Reproduce the listing that follows with no differences at all.

RECORDS PROVIDED ::
• • • • •

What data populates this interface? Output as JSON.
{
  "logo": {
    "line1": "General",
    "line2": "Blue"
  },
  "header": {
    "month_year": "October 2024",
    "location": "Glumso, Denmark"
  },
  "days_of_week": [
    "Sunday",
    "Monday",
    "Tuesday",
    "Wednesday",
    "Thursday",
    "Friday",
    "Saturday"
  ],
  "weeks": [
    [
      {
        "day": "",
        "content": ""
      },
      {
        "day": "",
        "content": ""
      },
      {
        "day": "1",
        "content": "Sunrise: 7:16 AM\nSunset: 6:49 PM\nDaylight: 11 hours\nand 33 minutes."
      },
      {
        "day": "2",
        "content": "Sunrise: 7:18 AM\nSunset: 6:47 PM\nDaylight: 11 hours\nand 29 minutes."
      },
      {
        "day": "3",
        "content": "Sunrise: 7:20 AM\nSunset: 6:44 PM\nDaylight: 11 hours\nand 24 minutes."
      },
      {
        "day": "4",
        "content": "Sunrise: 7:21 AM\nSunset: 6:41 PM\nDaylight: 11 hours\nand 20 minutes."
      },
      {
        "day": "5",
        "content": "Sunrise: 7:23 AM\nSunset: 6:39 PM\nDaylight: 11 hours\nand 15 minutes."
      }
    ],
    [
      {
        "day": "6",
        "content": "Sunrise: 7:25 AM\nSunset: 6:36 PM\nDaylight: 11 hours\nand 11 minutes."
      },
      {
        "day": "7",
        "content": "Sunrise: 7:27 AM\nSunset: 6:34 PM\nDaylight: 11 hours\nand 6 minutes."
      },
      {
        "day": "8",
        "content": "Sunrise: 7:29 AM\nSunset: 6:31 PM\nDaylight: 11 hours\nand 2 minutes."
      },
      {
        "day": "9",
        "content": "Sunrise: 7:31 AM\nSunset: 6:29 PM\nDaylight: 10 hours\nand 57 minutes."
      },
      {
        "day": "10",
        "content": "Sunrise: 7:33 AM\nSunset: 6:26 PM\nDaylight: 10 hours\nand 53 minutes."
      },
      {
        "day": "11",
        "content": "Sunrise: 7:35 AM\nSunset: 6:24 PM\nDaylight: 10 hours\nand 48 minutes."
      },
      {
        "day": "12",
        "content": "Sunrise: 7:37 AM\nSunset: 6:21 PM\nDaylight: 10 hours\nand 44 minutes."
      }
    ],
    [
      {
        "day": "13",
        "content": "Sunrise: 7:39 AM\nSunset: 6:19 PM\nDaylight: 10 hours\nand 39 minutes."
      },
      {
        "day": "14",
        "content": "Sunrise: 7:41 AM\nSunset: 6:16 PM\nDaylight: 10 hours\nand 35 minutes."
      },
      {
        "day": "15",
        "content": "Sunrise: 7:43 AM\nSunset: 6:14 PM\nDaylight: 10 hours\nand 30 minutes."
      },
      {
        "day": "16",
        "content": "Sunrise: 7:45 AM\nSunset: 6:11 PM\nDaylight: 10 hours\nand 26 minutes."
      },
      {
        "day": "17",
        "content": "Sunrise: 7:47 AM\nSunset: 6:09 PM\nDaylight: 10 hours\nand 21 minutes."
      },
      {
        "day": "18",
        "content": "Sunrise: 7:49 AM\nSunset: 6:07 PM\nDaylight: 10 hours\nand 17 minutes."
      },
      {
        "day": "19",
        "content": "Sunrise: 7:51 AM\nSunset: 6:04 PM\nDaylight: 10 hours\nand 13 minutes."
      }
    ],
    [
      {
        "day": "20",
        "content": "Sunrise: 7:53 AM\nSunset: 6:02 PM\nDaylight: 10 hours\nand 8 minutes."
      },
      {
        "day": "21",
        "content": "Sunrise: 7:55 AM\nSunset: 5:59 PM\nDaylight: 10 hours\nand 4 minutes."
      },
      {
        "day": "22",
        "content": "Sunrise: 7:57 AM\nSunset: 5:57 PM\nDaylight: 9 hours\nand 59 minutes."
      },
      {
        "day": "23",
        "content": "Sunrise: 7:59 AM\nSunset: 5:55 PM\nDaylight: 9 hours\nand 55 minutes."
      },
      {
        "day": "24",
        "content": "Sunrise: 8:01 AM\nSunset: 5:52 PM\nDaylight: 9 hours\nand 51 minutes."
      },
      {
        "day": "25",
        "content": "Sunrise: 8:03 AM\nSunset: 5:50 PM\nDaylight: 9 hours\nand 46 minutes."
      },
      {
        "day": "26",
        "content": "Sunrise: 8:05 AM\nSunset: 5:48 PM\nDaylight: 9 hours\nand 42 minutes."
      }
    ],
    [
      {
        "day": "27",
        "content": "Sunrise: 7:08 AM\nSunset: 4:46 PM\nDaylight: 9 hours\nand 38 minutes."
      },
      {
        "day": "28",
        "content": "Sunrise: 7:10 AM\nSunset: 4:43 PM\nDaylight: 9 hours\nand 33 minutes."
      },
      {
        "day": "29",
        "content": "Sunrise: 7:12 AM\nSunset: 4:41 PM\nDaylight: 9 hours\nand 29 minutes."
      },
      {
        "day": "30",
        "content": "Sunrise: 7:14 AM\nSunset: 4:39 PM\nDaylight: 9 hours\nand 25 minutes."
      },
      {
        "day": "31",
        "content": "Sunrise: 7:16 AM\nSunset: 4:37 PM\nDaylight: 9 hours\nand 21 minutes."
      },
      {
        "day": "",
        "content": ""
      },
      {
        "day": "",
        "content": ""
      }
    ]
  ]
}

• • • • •

RESULT BELOW ::
What data populates this interface? Output as JSON.
{
  "logo": {
    "line1": "General",
    "line2": "Blue"
  },
  "header": {
    "month_year": "October 2024",
    "location": "Glumso, Denmark"
  },
  "days_of_week": [
    "Sunday",
    "Monday",
    "Tuesday",
    "Wednesday",
    "Thursday",
    "Friday",
    "Saturday"
  ],
  "weeks": [
    [
      {
        "day": "",
        "content": ""
      },
      {
        "day": "",
        "content": ""
      },
      {
        "day": "1",
        "content": "Sunrise: 7:16 AM\nSunset: 6:49 PM\nDaylight: 11 hours\nand 33 minutes."
      },
      {
        "day": "2",
        "content": "Sunrise: 7:18 AM\nSunset: 6:47 PM\nDaylight: 11 hours\nand 29 minutes."
      },
      {
        "day": "3",
        "content": "Sunrise: 7:20 AM\nSunset: 6:44 PM\nDaylight: 11 hours\nand 24 minutes."
      },
      {
        "day": "4",
        "content": "Sunrise: 7:21 AM\nSunset: 6:41 PM\nDaylight: 11 hours\nand 20 minutes."
      },
      {
        "day": "5",
        "content": "Sunrise: 7:23 AM\nSunset: 6:39 PM\nDaylight: 11 hours\nand 15 minutes."
      }
    ],
    [
      {
        "day": "6",
        "content": "Sunrise: 7:25 AM\nSunset: 6:36 PM\nDaylight: 11 hours\nand 11 minutes."
      },
      {
        "day": "7",
        "content": "Sunrise: 7:27 AM\nSunset: 6:34 PM\nDaylight: 11 hours\nand 6 minutes."
      },
      {
        "day": "8",
        "content": "Sunrise: 7:29 AM\nSunset: 6:31 PM\nDaylight: 11 hours\nand 2 minutes."
      },
      {
        "day": "9",
        "content": "Sunrise: 7:31 AM\nSunset: 6:29 PM\nDaylight: 10 hours\nand 57 minutes."
      },
      {
        "day": "10",
        "content": "Sunrise: 7:33 AM\nSunset: 6:26 PM\nDaylight: 10 hours\nand 53 minutes."
      },
      {
        "day": "11",
        "content": "Sunrise: 7:35 AM\nSunset: 6:24 PM\nDaylight: 10 hours\nand 48 minutes."
      },
      {
        "day": "12",
        "content": "Sunrise: 7:37 AM\nSunset: 6:21 PM\nDaylight: 10 hours\nand 44 minutes."
      }
    ],
    [
      {
        "day": "13",
        "content": "Sunrise: 7:39 AM\nSunset: 6:19 PM\nDaylight: 10 hours\nand 39 minutes."
      },
      {
        "day": "14",
        "content": "Sunrise: 7:41 AM\nSunset: 6:16 PM\nDaylight: 10 hours\nand 35 minutes."
      },
      {
        "day": "15",
        "content": "Sunrise: 7:43 AM\nSunset: 6:14 PM\nDaylight: 10 hours\nand 30 minutes."
      },
      {
        "day": "16",
        "content": "Sunrise: 7:45 AM\nSunset: 6:11 PM\nDaylight: 10 hours\nand 26 minutes."
      },
      {
        "day": "17",
        "content": "Sunrise: 7:47 AM\nSunset: 6:09 PM\nDaylight: 10 hours\nand 21 minutes."
      },
      {
        "day": "18",
        "content": "Sunrise: 7:49 AM\nSunset: 6:07 PM\nDaylight: 10 hours\nand 17 minutes."
      },
      {
        "day": "19",
        "content": "Sunrise: 7:51 AM\nSunset: 6:04 PM\nDaylight: 10 hours\nand 13 minutes."
      }
    ],
    [
      {
        "day": "20",
        "content": "Sunrise: 7:53 AM\nSunset: 6:02 PM\nDaylight: 10 hours\nand 8 minutes."
      },
      {
        "day": "21",
        "content": "Sunrise: 7:55 AM\nSunset: 5:59 PM\nDaylight: 10 hours\nand 4 minutes."
      },
      {
        "day": "22",
        "content": "Sunrise: 7:57 AM\nSunset: 5:57 PM\nDaylight: 9 hours\nand 59 minutes."
      },
      {
        "day": "23",
        "content": "Sunrise: 7:59 AM\nSunset: 5:55 PM\nDaylight: 9 hours\nand 55 minutes."
      },
      {
        "day": "24",
        "content": "Sunrise: 8:01 AM\nSunset: 5:52 PM\nDaylight: 9 hours\nand 51 minutes."
      },
      {
        "day": "25",
        "content": "Sunrise: 8:03 AM\nSunset: 5:50 PM\nDaylight: 9 hours\nand 46 minutes."
      },
      {
        "day": "26",
        "content": "Sunrise: 8:05 AM\nSunset: 5:48 PM\nDaylight: 9 hours\nand 42 minutes."
      }
    ],
    [
      {
        "day": "27",
        "content": "Sunrise: 7:08 AM\nSunset: 4:46 PM\nDaylight: 9 hours\nand 38 minutes."
      },
      {
        "day": "28",
        "content": "Sunrise: 7:10 AM\nSunset: 4:43 PM\nDaylight: 9 hours\nand 33 minutes."
      },
      {
        "day": "29",
        "content": "Sunrise: 7:12 AM\nSunset: 4:41 PM\nDaylight: 9 hours\nand 29 minutes."
      },
      {
        "day": "30",
        "content": "Sunrise: 7:14 AM\nSunset: 4:39 PM\nDaylight: 9 hours\nand 25 minutes."
      },
      {
        "day": "31",
        "content": "Sunrise: 7:16 AM\nSunset: 4:37 PM\nDaylight: 9 hours\nand 21 minutes."
      },
      {
        "day": "",
        "content": ""
      },
      {
        "day": "",
        "content": ""
      }
    ]
  ]
}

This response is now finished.